Provide the entries once more, identical in every word.

*** Opening Records supplied ***

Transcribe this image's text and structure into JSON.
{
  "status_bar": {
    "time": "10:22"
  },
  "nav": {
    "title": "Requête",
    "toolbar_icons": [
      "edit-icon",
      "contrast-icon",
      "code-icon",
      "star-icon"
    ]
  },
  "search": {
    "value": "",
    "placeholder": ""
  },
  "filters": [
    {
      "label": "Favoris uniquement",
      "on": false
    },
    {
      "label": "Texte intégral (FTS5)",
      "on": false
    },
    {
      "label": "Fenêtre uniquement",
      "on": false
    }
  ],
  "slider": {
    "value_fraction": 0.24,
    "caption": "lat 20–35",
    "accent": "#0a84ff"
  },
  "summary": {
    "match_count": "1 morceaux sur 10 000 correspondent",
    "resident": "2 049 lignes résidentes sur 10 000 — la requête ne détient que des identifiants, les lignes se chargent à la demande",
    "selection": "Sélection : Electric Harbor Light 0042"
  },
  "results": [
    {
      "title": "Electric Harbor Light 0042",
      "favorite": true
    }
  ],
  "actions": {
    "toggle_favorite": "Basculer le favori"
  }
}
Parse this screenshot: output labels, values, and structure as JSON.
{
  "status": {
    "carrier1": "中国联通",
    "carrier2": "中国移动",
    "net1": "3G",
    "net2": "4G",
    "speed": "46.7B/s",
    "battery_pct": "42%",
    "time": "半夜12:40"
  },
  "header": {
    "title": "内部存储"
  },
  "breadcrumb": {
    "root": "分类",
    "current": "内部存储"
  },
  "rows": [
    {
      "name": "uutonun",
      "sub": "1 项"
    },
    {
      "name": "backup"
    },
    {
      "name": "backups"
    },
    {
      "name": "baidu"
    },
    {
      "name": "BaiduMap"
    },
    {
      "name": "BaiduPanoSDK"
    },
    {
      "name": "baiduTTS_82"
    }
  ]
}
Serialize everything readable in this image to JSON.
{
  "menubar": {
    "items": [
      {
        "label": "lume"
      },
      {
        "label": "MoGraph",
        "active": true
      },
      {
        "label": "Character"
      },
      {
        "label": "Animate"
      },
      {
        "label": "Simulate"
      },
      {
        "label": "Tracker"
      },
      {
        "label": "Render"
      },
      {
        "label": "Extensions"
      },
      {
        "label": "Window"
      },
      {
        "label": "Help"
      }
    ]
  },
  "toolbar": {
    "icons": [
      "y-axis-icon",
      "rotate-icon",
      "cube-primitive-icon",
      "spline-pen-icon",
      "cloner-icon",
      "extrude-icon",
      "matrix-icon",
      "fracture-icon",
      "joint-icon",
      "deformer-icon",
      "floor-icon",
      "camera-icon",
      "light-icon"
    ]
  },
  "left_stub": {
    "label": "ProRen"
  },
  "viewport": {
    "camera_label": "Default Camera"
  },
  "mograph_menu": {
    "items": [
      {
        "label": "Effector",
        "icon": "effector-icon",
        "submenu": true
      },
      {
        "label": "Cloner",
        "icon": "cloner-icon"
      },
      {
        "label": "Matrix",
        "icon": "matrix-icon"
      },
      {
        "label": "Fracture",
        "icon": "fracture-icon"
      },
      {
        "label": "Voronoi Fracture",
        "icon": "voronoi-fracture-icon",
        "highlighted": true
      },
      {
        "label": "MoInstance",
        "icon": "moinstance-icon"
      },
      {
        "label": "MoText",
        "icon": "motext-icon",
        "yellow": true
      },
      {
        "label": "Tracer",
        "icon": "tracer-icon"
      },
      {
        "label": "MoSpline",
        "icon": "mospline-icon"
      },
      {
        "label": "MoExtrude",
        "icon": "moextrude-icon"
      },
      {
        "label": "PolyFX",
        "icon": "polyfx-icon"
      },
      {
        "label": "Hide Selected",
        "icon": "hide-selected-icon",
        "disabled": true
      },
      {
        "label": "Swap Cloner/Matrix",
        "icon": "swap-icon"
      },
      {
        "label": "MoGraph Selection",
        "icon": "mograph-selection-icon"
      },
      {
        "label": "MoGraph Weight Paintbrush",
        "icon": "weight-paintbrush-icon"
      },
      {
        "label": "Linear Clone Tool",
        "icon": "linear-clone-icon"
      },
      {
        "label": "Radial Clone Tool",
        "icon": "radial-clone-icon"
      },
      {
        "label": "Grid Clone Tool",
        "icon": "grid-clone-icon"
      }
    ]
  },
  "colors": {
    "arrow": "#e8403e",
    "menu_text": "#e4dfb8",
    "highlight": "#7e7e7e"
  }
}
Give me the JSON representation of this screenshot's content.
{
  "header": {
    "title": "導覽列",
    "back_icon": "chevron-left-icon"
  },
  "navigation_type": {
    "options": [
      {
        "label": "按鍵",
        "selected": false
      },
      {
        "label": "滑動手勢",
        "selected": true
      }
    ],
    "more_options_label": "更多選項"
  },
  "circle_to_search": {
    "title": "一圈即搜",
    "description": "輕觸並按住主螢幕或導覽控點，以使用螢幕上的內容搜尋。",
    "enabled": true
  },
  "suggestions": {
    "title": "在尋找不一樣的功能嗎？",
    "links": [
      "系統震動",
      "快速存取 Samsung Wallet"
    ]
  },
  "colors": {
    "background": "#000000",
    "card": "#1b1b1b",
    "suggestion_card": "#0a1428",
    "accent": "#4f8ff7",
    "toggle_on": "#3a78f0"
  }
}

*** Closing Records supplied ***

# Written reply
Transcribe this image's text and structure into JSON.
{
  "status_bar": {
    "time": "10:22"
  },
  "nav": {
    "title": "Requête",
    "toolbar_icons": [
      "edit-icon",
      "contrast-icon",
      "code-icon",
      "star-icon"
    ]
  },
  "search": {
    "value": "",
    "placeholder": ""
  },
  "filters": [
    {
      "label": "Favoris uniquement",
      "on": false
    },
    {
      "label": "Texte intégral (FTS5)",
      "on": false
    },
    {
      "label": "Fenêtre uniquement",
      "on": false
    }
  ],
  "slider": {
    "value_fraction": 0.24,
    "caption": "lat 20–35",
    "accent": "#0a84ff"
  },
  "summary": {
    "match_count": "1 morceaux sur 10 000 correspondent",
    "resident": "2 049 lignes résidentes sur 10 000 — la requête ne détient que des identifiants, les lignes se chargent à la demande",
    "selection": "Sélection : Electric Harbor Light 0042"
  },
  "results": [
    {
      "title": "Electric Harbor Light 0042",
      "favorite": true
    }
  ],
  "actions": {
    "toggle_favorite": "Basculer le favori"
  }
}
Parse this screenshot: output labels, values, and structure as JSON.
{
  "status": {
    "carrier1": "中国联通",
    "carrier2": "中国移动",
    "net1": "3G",
    "net2": "4G",
    "speed": "46.7B/s",
    "battery_pct": "42%",
    "time": "半夜12:40"
  },
  "header": {
    "title": "内部存储"
  },
  "breadcrumb": {
    "root": "分类",
    "current": "内部存储"
  },
  "rows": [
    {
      "name": "uutonun",
      "sub": "1 项"
    },
    {
      "name": "backup"
    },
    {
      "name": "backups"
    },
    {
      "name": "baidu"
    },
    {
      "name": "BaiduMap"
    },
    {
      "name": "BaiduPanoSDK"
    },
    {
      "name": "baiduTTS_82"
    }
  ]
}
Serialize everything readable in this image to JSON.
{
  "menubar": {
    "items": [
      {
        "label": "lume"
      },
      {
        "label": "MoGraph",
        "active": true
      },
      {
        "label": "Character"
      },
      {
        "label": "Animate"
      },
      {
        "label": "Simulate"
      },
      {
        "label": "Tracker"
      },
      {
        "label": "Render"
      },
      {
        "label": "Extensions"
      },
      {
        "label": "Window"
      },
      {
        "label": "Help"
      }
    ]
  },
  "toolbar": {
    "icons": [
      "y-axis-icon",
      "rotate-icon",
      "cube-primitive-icon",
      "spline-pen-icon",
      "cloner-icon",
      "extrude-icon",
      "matrix-icon",
      "fracture-icon",
      "joint-icon",
      "deformer-icon",
      "floor-icon",
      "camera-icon",
      "light-icon"
    ]
  },
  "left_stub": {
    "label": "ProRen"
  },
  "viewport": {
    "camera_label": "Default Camera"
  },
  "mograph_menu": {
    "items": [
      {
        "label": "Effector",
        "icon": "effector-icon",
        "submenu": true
      },
      {
        "label": "Cloner",
        "icon": "cloner-icon"
      },
      {
        "label": "Matrix",
        "icon": "matrix-icon"
      },
      {
        "label": "Fracture",
        "icon": "fracture-icon"
      },
      {
        "label": "Voronoi Fracture",
        "icon": "voronoi-fracture-icon",
        "highlighted": true
      },
      {
        "label": "MoInstance",
        "icon": "moinstance-icon"
      },
      {
        "label": "MoText",
        "icon": "motext-icon",
        "yellow": true
      },
      {
        "label": "Tracer",
        "icon": "tracer-icon"
      },
      {
        "label": "MoSpline",
        "icon": "mospline-icon"
      },
      {
        "label": "MoExtrude",
        "icon": "moextrude-icon"
      },
      {
        "label": "PolyFX",
        "icon": "polyfx-icon"
      },
      {
        "label": "Hide Selected",
        "icon": "hide-selected-icon",
        "disabled": true
      },
      {
        "label": "Swap Cloner/Matrix",
        "icon": "swap-icon"
      },
      {
        "label": "MoGraph Selection",
        "icon": "mograph-selection-icon"
      },
      {
        "label": "MoGraph Weight Paintbrush",
        "icon": "weight-paintbrush-icon"
      },
      {
        "label": "Linear Clone Tool",
        "icon": "linear-clone-icon"
      },
      {
        "label": "Radial Clone Tool",
        "icon": "radial-clone-icon"
      },
      {
        "label": "Grid Clone Tool",
        "icon": "grid-clone-icon"
      }
    ]
  },
  "colors": {
    "arrow": "#e8403e",
    "menu_text": "#e4dfb8",
    "highlight": "#7e7e7e"
  }
}
Give me the JSON representation of this screenshot's content.
{
  "header": {
    "title": "導覽列",
    "back_icon": "chevron-left-icon"
  },
  "navigation_type": {
    "options": [
      {
        "label": "按鍵",
        "selected": false
      },
      {
        "label": "滑動手勢",
        "selected": true
      }
    ],
    "more_options_label": "更多選項"
  },
  "circle_to_search": {
    "title": "一圈即搜",
    "description": "輕觸並按住主螢幕或導覽控點，以使用螢幕上的內容搜尋。",
    "enabled": true
  },
  "suggestions": {
    "title": "在尋找不一樣的功能嗎？",
    "links": [
      "系統震動",
      "快速存取 Samsung Wallet"
    ]
  },
  "colors": {
    "background": "#000000",
    "card": "#1b1b1b",
    "suggestion_card": "#0a1428",
    "accent": "#4f8ff7",
    "toggle_on": "#3a78f0"
  }
}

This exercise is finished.